*Problem description*
For this exercise, restate every line below word for word and drop the images.

*Interface dataset entries*
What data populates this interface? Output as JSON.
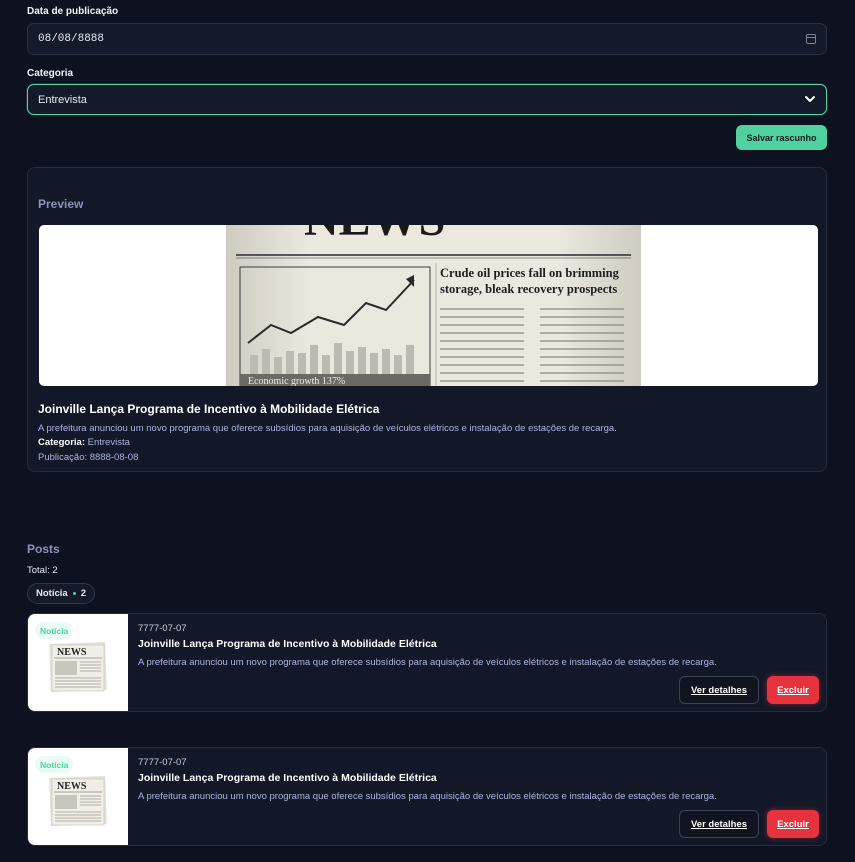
{
  "form": {
    "date_label": "Data de publicação",
    "date_value": "08/08/8888",
    "category_label": "Categoria",
    "category_value": "Entrevista",
    "save_label": "Salvar rascunho"
  },
  "preview": {
    "section_title": "Preview",
    "image_text": {
      "masthead": "NEWS",
      "headline_line1": "Crude oil prices fall on brimming",
      "headline_line2": "storage, bleak recovery prospects",
      "chart_caption": "Economic growth 137%"
    },
    "headline": "Joinville Lança Programa de Incentivo à Mobilidade Elétrica",
    "description": "A prefeitura anunciou um novo programa que oferece subsídios para aquisição de veículos elétricos e instalação de estações de recarga.",
    "category_key": "Categoria:",
    "category_value": "Entrevista",
    "publication": "Publicação: 8888-08-08"
  },
  "posts": {
    "section_title": "Posts",
    "total": "Total: 2",
    "chip": {
      "label": "Notícia",
      "count": "2"
    },
    "items": [
      {
        "badge": "Notícia",
        "thumb_text": "NEWS",
        "date": "7777-07-07",
        "title": "Joinville Lança Programa de Incentivo à Mobilidade Elétrica",
        "description": "A prefeitura anunciou um novo programa que oferece subsídios para aquisição de veículos elétricos e instalação de estações de recarga.",
        "details_label": "Ver detalhes",
        "delete_label": "Excluir"
      },
      {
        "badge": "Notícia",
        "thumb_text": "NEWS",
        "date": "7777-07-07",
        "title": "Joinville Lança Programa de Incentivo à Mobilidade Elétrica",
        "description": "A prefeitura anunciou um novo programa que oferece subsídios para aquisição de veículos elétricos e instalação de estações de recarga.",
        "details_label": "Ver detalhes",
        "delete_label": "Excluir"
      }
    ]
  },
  "colors": {
    "background": "#0e1220",
    "accent": "#4fd1a0",
    "danger": "#e5323d",
    "section_title": "#8a93b8"
  },
  "icons": [
    "calendar-icon",
    "chevron-down-icon"
  ]
}
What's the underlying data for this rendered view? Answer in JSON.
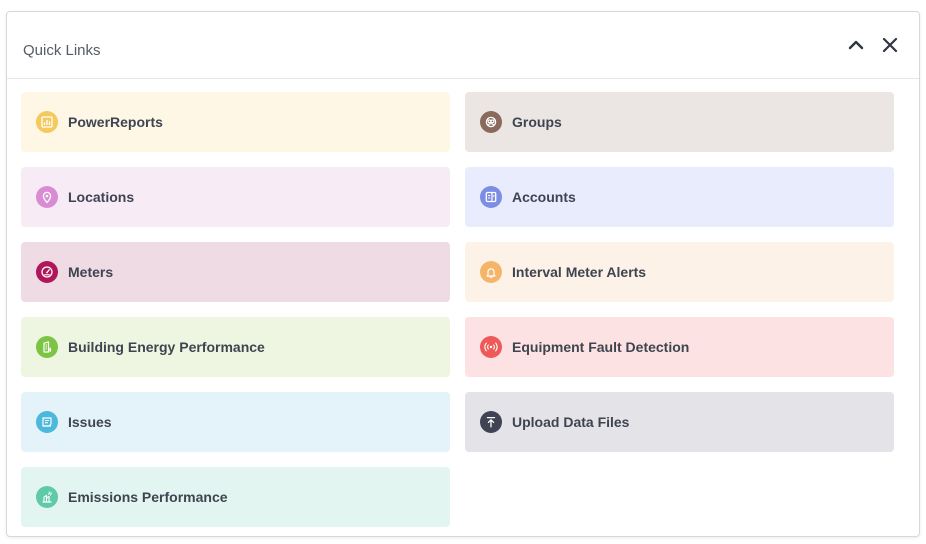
{
  "panel": {
    "title": "Quick Links"
  },
  "icons": {
    "collapse": "chevron-up-icon",
    "close": "close-icon"
  },
  "links": {
    "power_reports": {
      "label": "PowerReports",
      "icon": "report-icon",
      "bg": "#fef7e6",
      "icon_color": "#f4c95d"
    },
    "groups": {
      "label": "Groups",
      "icon": "groups-icon",
      "bg": "#ebe6e3",
      "icon_color": "#8a6a5c"
    },
    "locations": {
      "label": "Locations",
      "icon": "location-pin-icon",
      "bg": "#f7ecf6",
      "icon_color": "#d98cd4"
    },
    "accounts": {
      "label": "Accounts",
      "icon": "accounts-icon",
      "bg": "#e8ecfc",
      "icon_color": "#7e8de4"
    },
    "meters": {
      "label": "Meters",
      "icon": "meter-gauge-icon",
      "bg": "#efdbe4",
      "icon_color": "#b0165a"
    },
    "interval_meter_alerts": {
      "label": "Interval Meter Alerts",
      "icon": "bell-icon",
      "bg": "#fdf2e7",
      "icon_color": "#f4b56a"
    },
    "building_energy_performance": {
      "label": "Building Energy Performance",
      "icon": "building-energy-icon",
      "bg": "#eef6e1",
      "icon_color": "#7cc443"
    },
    "equipment_fault_detection": {
      "label": "Equipment Fault Detection",
      "icon": "signal-fault-icon",
      "bg": "#fce2e2",
      "icon_color": "#ee5a5a"
    },
    "issues": {
      "label": "Issues",
      "icon": "issues-icon",
      "bg": "#e3f3f9",
      "icon_color": "#4cb8dc"
    },
    "upload_data_files": {
      "label": "Upload Data Files",
      "icon": "upload-icon",
      "bg": "#e3e3e8",
      "icon_color": "#3f4354"
    },
    "emissions_performance": {
      "label": "Emissions Performance",
      "icon": "emissions-icon",
      "bg": "#e3f5f0",
      "icon_color": "#5fcaa8"
    }
  }
}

*Exercise solution*
What data populates this interface? Output as JSON.
{
  "form": {
    "date_label": "Data de publicação",
    "date_value": "08/08/8888",
    "category_label": "Categoria",
    "category_value": "Entrevista",
    "save_label": "Salvar rascunho"
  },
  "preview": {
    "section_title": "Preview",
    "image_text": {
      "masthead": "NEWS",
      "headline_line1": "Crude oil prices fall on brimming",
      "headline_line2": "storage, bleak recovery prospects",
      "chart_caption": "Economic growth 137%"
    },
    "headline": "Joinville Lança Programa de Incentivo à Mobilidade Elétrica",
    "description": "A prefeitura anunciou um novo programa que oferece subsídios para aquisição de veículos elétricos e instalação de estações de recarga.",
    "category_key": "Categoria:",
    "category_value": "Entrevista",
    "publication": "Publicação: 8888-08-08"
  },
  "posts": {
    "section_title": "Posts",
    "total": "Total: 2",
    "chip": {
      "label": "Notícia",
      "count": "2"
    },
    "items": [
      {
        "badge": "Notícia",
        "thumb_text": "NEWS",
        "date": "7777-07-07",
        "title": "Joinville Lança Programa de Incentivo à Mobilidade Elétrica",
        "description": "A prefeitura anunciou um novo programa que oferece subsídios para aquisição de veículos elétricos e instalação de estações de recarga.",
        "details_label": "Ver detalhes",
        "delete_label": "Excluir"
      },
      {
        "badge": "Notícia",
        "thumb_text": "NEWS",
        "date": "7777-07-07",
        "title": "Joinville Lança Programa de Incentivo à Mobilidade Elétrica",
        "description": "A prefeitura anunciou um novo programa que oferece subsídios para aquisição de veículos elétricos e instalação de estações de recarga.",
        "details_label": "Ver detalhes",
        "delete_label": "Excluir"
      }
    ]
  },
  "colors": {
    "background": "#0e1220",
    "accent": "#4fd1a0",
    "danger": "#e5323d",
    "section_title": "#8a93b8"
  },
  "icons": [
    "calendar-icon",
    "chevron-down-icon"
  ]
}
What's the underlying data for this rendered view? Answer in JSON.
{
  "panel": {
    "title": "Quick Links"
  },
  "icons": {
    "collapse": "chevron-up-icon",
    "close": "close-icon"
  },
  "links": {
    "power_reports": {
      "label": "PowerReports",
      "icon": "report-icon",
      "bg": "#fef7e6",
      "icon_color": "#f4c95d"
    },
    "groups": {
      "label": "Groups",
      "icon": "groups-icon",
      "bg": "#ebe6e3",
      "icon_color": "#8a6a5c"
    },
    "locations": {
      "label": "Locations",
      "icon": "location-pin-icon",
      "bg": "#f7ecf6",
      "icon_color": "#d98cd4"
    },
    "accounts": {
      "label": "Accounts",
      "icon": "accounts-icon",
      "bg": "#e8ecfc",
      "icon_color": "#7e8de4"
    },
    "meters": {
      "label": "Meters",
      "icon": "meter-gauge-icon",
      "bg": "#efdbe4",
      "icon_color": "#b0165a"
    },
    "interval_meter_alerts": {
      "label": "Interval Meter Alerts",
      "icon": "bell-icon",
      "bg": "#fdf2e7",
      "icon_color": "#f4b56a"
    },
    "building_energy_performance": {
      "label": "Building Energy Performance",
      "icon": "building-energy-icon",
      "bg": "#eef6e1",
      "icon_color": "#7cc443"
    },
    "equipment_fault_detection": {
      "label": "Equipment Fault Detection",
      "icon": "signal-fault-icon",
      "bg": "#fce2e2",
      "icon_color": "#ee5a5a"
    },
    "issues": {
      "label": "Issues",
      "icon": "issues-icon",
      "bg": "#e3f3f9",
      "icon_color": "#4cb8dc"
    },
    "upload_data_files": {
      "label": "Upload Data Files",
      "icon": "upload-icon",
      "bg": "#e3e3e8",
      "icon_color": "#3f4354"
    },
    "emissions_performance": {
      "label": "Emissions Performance",
      "icon": "emissions-icon",
      "bg": "#e3f5f0",
      "icon_color": "#5fcaa8"
    }
  }
}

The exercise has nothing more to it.